Alum turns from acting to juicing

Colin Fickes conquers multiple platforms

Hardy Hogan, Reporter

Pullquote Photo

I had a great time at Broughton, I have very special memories with the friends I made and the organizations I was a part of

— Colin Fickes

“One Tree Hill,” “Transformers,” and “Chrystal” are all productions that alumnus Colin Fickes has acted in. Fickes graduated from Broughton in 1998 to pursue a career in acting and film production.

“I had a great time at Broughton,” Fickes said, “very special memories with the friends I made and the organizations I was a part of, namely WCAP and show choir.”

Fickes began acting in some form or fashion at age six, participating in productions at The North Carolina Theatre and Raleigh Little Theatre throughout his childhood years. After being involved with Broughton theatre and graduating in 1998, Fickes attended Catawba College where he dropped out halfway through his freshman year to act in a horror film called “Cherry Falls”.

After acting in “Cherry Falls”, Fickes moved to New York City for three years then spent 10 years working in Los Angeles.

“When I hit 30, I wanted more stability. I would have great years where I would work all the time and then years where I hardly worked at all. Also, when it becomes something you make a living at, some of the joy and initial passion dissolves. At least for me anyways. I had been acting so long that I began to wonder if I could do anything else of value. I became bored and stressed by it. I would stress out about booking roles in shows that were kind of crap. It stopped bringing me joy and wasn’t a career I could ever see myself settling down with,” Fickes said.

Unsatisfied with his current situation, and going through what could be described as a mid-life crisis, Fickes moved back to Raleigh to find more stability. One September afternoon, Fickes was driving around Raleigh when he developed a craving for cold pressed juice. Remembering that he’d drank the juice in New York and Los Angeles, Fickes searched for organic, cold pressed juice around Raleigh. After finding none, Fickes decided he would make his own juice company, now called “Humdinger Juice.”


“Several names were in the mix and then one night our mother shouted out “Humdinger,” and I just knew that was it. The definition of Humdinger is something that is an extraordinary or outstanding thing of its kind. That’s what I think cold-pressed juice is and it also makes you think of a hummingbird. Our grandmother loved hummingbirds so it’s a homage to her as well” Fickes said.

However, while the name of the company came out of nowhere, starting the company was not easy.

“It was very tough starting the company. Things get a little easier as you go along, but there is always something new that comes along and challenges you. I think the toughest part of running your own business is trying to make time for yourself. It is something that stays with you, even when you go home at night.

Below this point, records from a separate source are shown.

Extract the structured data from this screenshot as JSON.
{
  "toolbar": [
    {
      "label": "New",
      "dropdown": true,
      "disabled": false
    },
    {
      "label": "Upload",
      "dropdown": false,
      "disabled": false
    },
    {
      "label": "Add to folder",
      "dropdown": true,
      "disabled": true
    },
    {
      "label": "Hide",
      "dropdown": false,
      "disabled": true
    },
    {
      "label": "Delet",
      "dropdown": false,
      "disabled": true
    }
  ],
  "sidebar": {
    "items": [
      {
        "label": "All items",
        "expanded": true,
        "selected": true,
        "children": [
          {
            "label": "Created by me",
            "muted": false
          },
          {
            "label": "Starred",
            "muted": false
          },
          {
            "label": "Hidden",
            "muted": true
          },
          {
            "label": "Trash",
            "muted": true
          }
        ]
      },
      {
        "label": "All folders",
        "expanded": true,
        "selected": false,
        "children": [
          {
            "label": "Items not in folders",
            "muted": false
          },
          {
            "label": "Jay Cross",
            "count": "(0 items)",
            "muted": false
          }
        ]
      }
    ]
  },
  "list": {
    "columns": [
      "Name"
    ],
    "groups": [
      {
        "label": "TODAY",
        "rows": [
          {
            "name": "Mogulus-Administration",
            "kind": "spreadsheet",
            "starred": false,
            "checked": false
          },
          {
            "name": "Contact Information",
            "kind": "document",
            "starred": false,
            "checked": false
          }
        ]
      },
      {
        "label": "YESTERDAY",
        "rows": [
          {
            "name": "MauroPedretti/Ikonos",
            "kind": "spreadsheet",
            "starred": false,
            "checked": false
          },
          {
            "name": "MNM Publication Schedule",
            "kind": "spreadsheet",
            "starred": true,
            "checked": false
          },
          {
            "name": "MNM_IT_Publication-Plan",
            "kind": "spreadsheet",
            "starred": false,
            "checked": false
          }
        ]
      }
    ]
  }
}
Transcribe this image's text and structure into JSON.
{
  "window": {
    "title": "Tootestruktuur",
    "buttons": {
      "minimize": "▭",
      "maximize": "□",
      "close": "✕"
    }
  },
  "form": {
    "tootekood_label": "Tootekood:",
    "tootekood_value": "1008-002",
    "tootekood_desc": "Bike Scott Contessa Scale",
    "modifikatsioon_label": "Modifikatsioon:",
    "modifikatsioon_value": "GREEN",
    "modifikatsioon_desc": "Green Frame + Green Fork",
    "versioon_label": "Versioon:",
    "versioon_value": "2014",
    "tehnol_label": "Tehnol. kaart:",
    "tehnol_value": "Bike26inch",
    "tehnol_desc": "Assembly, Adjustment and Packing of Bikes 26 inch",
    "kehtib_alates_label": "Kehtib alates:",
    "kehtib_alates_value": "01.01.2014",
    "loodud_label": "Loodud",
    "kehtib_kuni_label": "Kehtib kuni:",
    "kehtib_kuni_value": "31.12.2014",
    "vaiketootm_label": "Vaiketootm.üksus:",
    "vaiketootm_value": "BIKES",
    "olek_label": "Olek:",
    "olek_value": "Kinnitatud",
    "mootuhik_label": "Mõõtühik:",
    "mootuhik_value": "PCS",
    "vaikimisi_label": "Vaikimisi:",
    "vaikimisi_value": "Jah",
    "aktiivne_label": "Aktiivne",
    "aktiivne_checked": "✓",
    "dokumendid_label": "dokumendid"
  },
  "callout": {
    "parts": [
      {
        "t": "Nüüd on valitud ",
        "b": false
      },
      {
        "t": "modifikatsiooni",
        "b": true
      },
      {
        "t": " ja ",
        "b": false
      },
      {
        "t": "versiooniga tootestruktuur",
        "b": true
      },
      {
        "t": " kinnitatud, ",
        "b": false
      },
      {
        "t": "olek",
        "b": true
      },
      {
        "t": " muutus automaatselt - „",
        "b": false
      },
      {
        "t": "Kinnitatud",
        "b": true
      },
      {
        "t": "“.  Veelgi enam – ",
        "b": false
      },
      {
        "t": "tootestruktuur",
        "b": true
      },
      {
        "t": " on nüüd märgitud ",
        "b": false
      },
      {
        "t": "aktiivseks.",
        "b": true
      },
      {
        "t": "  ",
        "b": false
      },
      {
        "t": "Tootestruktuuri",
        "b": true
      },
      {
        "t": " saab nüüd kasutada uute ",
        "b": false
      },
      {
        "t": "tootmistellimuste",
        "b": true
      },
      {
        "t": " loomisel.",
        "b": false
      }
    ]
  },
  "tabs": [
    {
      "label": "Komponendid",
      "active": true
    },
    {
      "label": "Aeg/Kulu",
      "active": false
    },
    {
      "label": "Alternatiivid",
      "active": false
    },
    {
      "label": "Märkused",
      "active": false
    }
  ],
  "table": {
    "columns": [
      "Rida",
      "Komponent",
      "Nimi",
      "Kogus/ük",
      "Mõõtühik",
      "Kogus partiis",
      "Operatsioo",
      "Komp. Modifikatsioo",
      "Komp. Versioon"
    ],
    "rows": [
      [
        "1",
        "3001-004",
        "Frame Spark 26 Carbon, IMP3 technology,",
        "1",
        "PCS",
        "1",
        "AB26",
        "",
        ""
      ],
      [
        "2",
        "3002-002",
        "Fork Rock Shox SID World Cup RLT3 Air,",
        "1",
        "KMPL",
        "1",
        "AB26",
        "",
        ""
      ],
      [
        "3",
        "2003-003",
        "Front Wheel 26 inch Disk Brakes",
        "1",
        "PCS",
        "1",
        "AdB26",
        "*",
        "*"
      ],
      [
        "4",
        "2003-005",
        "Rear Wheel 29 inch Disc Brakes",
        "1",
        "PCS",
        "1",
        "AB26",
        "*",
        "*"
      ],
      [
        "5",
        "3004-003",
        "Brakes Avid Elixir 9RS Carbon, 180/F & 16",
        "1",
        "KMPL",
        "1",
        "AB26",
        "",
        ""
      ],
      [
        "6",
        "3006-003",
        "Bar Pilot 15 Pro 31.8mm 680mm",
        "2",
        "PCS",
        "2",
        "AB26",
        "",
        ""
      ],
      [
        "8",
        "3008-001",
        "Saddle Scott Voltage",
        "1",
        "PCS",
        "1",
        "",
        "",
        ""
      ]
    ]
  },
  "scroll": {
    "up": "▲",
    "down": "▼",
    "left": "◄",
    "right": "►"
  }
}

I have tried to make a rule of not checking email after 5:30 p.m. Since our business deals with customer service, that is a hard thing to do, but I try.”

One of the main reasons Fickes moved back to Raleigh was to be closer to family. Since then, he has been able to become business partners with his sister and mother as well as childhood friends.

“We spend a lot of time together, so it’s been great,” Fickes said. “We also know each other really well, so it’s easier to call each other out on things. At the end of the day, we have each other’s back and that feels good.”

While there has been many sleepless nights, juice stained clothes, and heavy workloads, there has also been many aspects of the business that Fickes has thoroughly enjoyed and found rewarding.

“Trying to make the switch from the creative brain to the analytic brain has been really fun for me,” Fickes said. “But I think watching something grow and take on a life of its own has been the most rewarding. Seeing folks out and about drinking Humdinger Juice makes me really happy. To think that it was just an idea in my head two years ago, and now an actual product that people can purchase is just wild to me.”

“Humdinger Juice” brought in nearly $100,000 in revenue in 2013, and exceeded that amount in the first five months of 2014, Fickes said